Read the records below and copy each line that contains "JSON".
● ● ● ● ●
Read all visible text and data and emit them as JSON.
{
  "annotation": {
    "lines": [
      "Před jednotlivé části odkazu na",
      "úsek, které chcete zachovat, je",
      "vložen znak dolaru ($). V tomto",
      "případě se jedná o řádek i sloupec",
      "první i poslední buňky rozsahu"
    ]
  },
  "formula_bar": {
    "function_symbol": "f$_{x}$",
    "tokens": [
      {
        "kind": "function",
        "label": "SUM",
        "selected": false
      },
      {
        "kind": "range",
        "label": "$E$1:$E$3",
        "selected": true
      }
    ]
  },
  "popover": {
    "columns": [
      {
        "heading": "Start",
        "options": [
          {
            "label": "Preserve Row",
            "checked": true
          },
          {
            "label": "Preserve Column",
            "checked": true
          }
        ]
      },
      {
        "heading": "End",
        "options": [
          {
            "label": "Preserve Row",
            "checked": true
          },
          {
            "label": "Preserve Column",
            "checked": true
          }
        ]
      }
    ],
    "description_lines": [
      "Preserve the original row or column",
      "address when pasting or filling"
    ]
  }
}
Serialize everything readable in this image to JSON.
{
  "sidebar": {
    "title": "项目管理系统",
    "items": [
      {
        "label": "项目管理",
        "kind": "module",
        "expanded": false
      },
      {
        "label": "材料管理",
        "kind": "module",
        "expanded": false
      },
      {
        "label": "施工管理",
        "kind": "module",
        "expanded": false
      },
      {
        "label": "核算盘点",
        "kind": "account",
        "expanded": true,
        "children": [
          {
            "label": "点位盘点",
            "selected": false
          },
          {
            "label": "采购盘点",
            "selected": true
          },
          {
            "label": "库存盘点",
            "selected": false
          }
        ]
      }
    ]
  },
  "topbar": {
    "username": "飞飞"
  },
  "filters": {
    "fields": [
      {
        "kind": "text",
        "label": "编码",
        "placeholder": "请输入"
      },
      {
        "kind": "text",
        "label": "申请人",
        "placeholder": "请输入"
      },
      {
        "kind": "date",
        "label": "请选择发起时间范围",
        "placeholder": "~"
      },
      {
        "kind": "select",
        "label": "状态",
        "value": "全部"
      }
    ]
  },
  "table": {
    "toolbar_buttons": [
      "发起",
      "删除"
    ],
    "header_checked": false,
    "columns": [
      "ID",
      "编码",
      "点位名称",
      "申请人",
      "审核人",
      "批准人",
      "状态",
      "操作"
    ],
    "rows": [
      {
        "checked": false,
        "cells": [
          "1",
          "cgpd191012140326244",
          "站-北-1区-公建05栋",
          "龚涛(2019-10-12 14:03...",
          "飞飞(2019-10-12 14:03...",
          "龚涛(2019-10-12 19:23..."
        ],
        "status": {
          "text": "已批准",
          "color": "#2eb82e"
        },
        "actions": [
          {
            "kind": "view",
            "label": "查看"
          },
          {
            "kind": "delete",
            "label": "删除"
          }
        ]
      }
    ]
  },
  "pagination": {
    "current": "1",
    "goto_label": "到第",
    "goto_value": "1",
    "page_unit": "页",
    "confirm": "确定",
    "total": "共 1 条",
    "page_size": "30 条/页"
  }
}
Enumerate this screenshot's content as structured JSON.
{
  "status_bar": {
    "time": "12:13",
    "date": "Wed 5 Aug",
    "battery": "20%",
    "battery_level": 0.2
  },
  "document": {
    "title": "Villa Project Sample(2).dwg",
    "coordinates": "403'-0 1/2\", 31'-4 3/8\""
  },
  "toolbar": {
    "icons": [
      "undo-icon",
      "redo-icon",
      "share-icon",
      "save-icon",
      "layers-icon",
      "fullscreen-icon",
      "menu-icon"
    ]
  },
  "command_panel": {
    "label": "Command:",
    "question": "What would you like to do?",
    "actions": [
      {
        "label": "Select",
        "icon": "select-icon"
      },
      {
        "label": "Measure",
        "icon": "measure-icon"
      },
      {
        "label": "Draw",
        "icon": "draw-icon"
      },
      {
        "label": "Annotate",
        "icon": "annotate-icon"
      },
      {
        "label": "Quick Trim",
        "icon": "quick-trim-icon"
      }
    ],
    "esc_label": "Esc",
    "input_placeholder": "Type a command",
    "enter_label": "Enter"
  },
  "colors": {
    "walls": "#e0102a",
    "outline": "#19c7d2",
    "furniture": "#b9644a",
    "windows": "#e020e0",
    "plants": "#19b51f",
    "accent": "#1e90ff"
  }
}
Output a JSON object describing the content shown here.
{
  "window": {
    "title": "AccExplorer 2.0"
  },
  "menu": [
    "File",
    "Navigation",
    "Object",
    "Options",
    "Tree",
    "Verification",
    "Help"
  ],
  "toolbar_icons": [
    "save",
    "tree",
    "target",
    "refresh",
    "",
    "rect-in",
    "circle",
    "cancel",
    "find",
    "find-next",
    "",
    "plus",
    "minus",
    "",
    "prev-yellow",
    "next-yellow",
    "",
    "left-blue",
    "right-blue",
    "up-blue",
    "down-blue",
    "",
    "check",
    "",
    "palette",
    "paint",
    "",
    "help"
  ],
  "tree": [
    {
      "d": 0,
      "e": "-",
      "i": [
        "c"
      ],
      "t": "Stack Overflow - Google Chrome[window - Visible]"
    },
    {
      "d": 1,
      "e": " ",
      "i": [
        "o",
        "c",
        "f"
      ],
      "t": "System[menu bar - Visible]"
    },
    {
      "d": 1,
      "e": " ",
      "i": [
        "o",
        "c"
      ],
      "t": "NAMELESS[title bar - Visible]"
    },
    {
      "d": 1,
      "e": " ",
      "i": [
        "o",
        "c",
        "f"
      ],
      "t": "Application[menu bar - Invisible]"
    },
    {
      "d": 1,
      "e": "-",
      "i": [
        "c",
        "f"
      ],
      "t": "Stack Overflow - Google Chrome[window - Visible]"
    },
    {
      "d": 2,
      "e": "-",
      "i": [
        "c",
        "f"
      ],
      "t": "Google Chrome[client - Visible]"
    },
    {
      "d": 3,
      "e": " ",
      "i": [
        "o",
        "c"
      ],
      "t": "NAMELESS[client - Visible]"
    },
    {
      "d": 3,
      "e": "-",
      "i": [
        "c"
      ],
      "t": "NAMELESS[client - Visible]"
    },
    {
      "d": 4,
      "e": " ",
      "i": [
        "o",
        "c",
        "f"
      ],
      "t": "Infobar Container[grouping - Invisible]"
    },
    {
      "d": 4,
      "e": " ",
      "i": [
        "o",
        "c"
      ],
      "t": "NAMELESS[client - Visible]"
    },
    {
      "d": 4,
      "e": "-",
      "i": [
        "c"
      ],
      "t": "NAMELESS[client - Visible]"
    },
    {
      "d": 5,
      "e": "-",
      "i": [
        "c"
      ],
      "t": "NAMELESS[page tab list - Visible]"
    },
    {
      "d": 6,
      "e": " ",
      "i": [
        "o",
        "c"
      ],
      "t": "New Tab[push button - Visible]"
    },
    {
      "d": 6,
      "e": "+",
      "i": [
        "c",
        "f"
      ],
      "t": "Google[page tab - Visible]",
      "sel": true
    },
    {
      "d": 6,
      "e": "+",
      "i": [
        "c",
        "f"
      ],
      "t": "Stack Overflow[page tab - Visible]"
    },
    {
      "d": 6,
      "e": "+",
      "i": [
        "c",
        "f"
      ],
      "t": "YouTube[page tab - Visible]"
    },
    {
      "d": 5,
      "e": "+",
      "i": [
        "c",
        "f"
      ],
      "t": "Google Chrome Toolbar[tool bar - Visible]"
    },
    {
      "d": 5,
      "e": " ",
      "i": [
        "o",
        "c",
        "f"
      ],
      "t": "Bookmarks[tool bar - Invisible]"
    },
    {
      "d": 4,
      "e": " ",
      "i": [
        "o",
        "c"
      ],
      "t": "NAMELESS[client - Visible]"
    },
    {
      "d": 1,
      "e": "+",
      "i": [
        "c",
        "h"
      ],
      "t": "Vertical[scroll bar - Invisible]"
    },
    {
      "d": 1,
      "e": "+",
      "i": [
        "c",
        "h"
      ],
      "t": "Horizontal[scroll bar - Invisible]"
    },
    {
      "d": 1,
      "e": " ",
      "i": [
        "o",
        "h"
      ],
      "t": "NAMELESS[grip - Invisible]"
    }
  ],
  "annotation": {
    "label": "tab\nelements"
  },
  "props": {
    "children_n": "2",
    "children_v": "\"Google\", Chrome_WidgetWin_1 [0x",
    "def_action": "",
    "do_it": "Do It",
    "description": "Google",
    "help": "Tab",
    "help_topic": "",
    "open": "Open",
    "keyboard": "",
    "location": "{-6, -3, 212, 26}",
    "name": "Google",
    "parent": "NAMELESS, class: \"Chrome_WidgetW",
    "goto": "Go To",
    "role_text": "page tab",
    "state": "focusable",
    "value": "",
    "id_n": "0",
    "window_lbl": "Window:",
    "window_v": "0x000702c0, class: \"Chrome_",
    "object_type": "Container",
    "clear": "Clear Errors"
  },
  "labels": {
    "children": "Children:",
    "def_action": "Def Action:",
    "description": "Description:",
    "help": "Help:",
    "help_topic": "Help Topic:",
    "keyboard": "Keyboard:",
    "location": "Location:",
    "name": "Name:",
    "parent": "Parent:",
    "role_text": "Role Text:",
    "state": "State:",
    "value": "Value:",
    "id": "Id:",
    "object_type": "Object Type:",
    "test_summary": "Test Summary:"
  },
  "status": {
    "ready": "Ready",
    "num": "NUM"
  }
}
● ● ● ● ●
Answer area
Read all visible text and data and emit them as JSON.
Serialize everything readable in this image to JSON.
Enumerate this screenshot's content as structured JSON.
Output a JSON object describing the content shown here.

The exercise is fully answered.